|Old Fort Atkinson in Iowa||facing 257|
|The Sentinel Post||facing 272|
|The Prison Window||facing 272|
|Fort Crawford Military Cemetery||facing 273|
|The Remains of Fort Crawford||facing 273|
|The Fort Crawford Military Reservation||facing 276|
|Fort Crawford Tract Divided into Town Lots||facing 279|
The edition used in this transcription was the original edition, published at Iowa City, Iowa in 1926 by the State Historical Society of Iowa. It is in the public domain because the copyright was not renewed at the appropriate time under the law then in effect, which would have been in 1953 or 1954: details here on the copyright law involved.
As almost always, I retyped the text by hand rather than scanning it — not only to minimize errors prior to proofreading, but as an opportunity for me to become intimately familiar with the work, an exercise which I heartily recommend: Qui scribit, bis legit. (Well-meaning attempts to get me to scan text, if successful, would merely turn me into some kind of machine: gambit declined.)
This transcription has been minutely proofread. In the table of contents above, the sections are shown on blue backgrounds, indicating that I believe the text of them to be completely errorfree. As elsewhere on this site, the header bar at the top of each chapter's webpage will remind you with the same color scheme.
The edition I followed was very well proofread; the inevitable few errors I found, I corrected, when important, with a bullet like this;º and when trivial, with a dotted underscore : as elsewhere on my site, glide your cursor over the bullet or the underscored words to read the variant. Similarly, bullets before measurements provide conversions to metric, e.g., •10 miles.
A small number of odd spellings, curious turns of phrase, etc. have been marked <!‑‑ sic ‑‑> in the sourcecode, just to confirm that they were checked.
Any other mistakes, please drop me a line, of course: especially if you have a copy of the printed book in front of you.
For citation and indexing purposes, the pagination is shown in the right margin of the text at the page turns (like at the end of this line);p57 these are also local anchors. Sticklers for total accuracy will of course find the anchor at its exact place in the sourcecode.
In addition, I've inserted a number of other local anchors: whatever links might be required to accommodate the author's own cross-references, as well as a few others for my own purposes. If in turn you have a website and would like to target a link to some specific passage of the text, please let me know: I'll be glad to insert a local anchor there as well.
A good summary history of the fort is provided at FortWiki.
The icon I use to indicate this subsite is my colorization of the book's frontispiece which you saw at the top of this page; in the print edition it faces the title page of course.

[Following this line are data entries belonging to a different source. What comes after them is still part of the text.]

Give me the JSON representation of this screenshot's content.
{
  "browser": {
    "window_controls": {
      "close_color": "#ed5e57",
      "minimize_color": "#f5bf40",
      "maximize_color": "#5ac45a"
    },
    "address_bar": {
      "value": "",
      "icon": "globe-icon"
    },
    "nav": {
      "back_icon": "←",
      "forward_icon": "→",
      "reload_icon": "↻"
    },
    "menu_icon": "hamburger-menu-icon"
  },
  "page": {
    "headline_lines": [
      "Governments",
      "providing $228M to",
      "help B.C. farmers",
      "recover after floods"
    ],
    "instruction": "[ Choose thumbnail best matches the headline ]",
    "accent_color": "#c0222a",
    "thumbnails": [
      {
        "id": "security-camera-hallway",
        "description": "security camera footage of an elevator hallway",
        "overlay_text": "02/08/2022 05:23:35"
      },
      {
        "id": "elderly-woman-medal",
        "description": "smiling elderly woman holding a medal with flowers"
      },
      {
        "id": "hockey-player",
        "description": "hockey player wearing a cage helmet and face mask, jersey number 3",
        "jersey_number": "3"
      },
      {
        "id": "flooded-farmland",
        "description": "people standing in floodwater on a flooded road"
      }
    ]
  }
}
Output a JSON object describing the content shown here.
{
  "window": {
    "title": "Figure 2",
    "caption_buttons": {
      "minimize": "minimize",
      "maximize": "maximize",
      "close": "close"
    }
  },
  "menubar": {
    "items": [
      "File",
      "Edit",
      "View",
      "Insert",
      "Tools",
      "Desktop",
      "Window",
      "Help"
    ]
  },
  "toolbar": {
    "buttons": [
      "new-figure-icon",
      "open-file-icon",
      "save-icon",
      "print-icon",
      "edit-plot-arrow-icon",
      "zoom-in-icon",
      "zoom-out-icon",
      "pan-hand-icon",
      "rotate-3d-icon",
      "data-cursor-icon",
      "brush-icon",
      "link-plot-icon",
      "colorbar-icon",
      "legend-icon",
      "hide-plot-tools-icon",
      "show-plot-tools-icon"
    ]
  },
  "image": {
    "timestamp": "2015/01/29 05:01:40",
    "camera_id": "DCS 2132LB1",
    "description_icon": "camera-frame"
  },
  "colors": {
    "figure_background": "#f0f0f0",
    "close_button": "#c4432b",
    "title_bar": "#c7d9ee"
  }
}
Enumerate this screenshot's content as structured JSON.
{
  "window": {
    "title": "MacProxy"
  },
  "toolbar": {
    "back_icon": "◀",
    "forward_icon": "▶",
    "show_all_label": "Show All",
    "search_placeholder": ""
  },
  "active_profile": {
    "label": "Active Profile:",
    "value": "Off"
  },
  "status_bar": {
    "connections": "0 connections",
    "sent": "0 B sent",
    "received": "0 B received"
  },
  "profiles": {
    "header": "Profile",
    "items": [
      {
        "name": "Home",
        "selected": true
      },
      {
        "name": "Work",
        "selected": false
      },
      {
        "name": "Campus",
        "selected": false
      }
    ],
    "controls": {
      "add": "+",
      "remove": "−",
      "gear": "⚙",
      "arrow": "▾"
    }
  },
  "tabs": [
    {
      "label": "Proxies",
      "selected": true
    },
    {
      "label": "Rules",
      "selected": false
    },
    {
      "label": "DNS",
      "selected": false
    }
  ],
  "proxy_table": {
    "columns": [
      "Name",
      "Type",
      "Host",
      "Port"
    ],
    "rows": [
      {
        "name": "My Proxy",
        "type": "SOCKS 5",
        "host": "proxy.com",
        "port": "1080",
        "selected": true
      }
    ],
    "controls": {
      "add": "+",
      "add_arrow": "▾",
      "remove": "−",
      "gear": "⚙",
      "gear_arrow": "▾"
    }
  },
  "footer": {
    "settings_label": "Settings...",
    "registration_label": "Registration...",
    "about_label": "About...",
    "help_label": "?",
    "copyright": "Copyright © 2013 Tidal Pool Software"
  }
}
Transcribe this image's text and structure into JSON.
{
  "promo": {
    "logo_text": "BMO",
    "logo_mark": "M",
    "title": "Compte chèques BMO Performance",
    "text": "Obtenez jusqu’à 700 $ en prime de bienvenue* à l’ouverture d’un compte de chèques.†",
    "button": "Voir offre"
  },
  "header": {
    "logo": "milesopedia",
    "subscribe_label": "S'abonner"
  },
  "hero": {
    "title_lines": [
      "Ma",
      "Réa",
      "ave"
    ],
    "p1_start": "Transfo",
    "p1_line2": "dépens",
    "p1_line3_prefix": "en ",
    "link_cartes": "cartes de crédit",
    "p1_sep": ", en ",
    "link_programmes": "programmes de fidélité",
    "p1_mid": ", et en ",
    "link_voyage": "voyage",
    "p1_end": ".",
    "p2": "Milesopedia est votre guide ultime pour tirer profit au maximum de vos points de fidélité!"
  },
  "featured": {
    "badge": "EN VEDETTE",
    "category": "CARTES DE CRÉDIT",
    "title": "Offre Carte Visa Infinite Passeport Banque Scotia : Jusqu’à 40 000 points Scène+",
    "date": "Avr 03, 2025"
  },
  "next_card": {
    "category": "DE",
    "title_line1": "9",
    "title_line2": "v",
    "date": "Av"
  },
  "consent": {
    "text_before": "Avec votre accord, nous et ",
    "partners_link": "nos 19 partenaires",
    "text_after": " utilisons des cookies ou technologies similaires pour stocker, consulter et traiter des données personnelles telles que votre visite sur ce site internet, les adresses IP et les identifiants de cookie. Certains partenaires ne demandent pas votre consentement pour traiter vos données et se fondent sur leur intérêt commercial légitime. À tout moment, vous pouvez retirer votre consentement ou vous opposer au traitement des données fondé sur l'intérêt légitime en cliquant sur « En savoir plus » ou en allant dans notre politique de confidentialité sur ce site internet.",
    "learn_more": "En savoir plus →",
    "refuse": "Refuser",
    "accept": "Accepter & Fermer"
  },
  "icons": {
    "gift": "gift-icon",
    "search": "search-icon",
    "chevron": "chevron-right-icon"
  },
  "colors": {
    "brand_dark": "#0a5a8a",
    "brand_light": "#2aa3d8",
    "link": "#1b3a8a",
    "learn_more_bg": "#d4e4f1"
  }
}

Images with borders lead to more information.
The thicker the border, the more information. (Details here.)
History of Wisconsin
History of Iowa
A page or image on this site is in the public domain ONLY
if its URL has a total of one *asterisk.
If the URL has two **asterisks,
the item is copyright someone else, and used by permission or fair use.
If the URL has none the item is © Bill Thayer.
See my copyright page for details and contact information.
Page updated: 15 Oct 13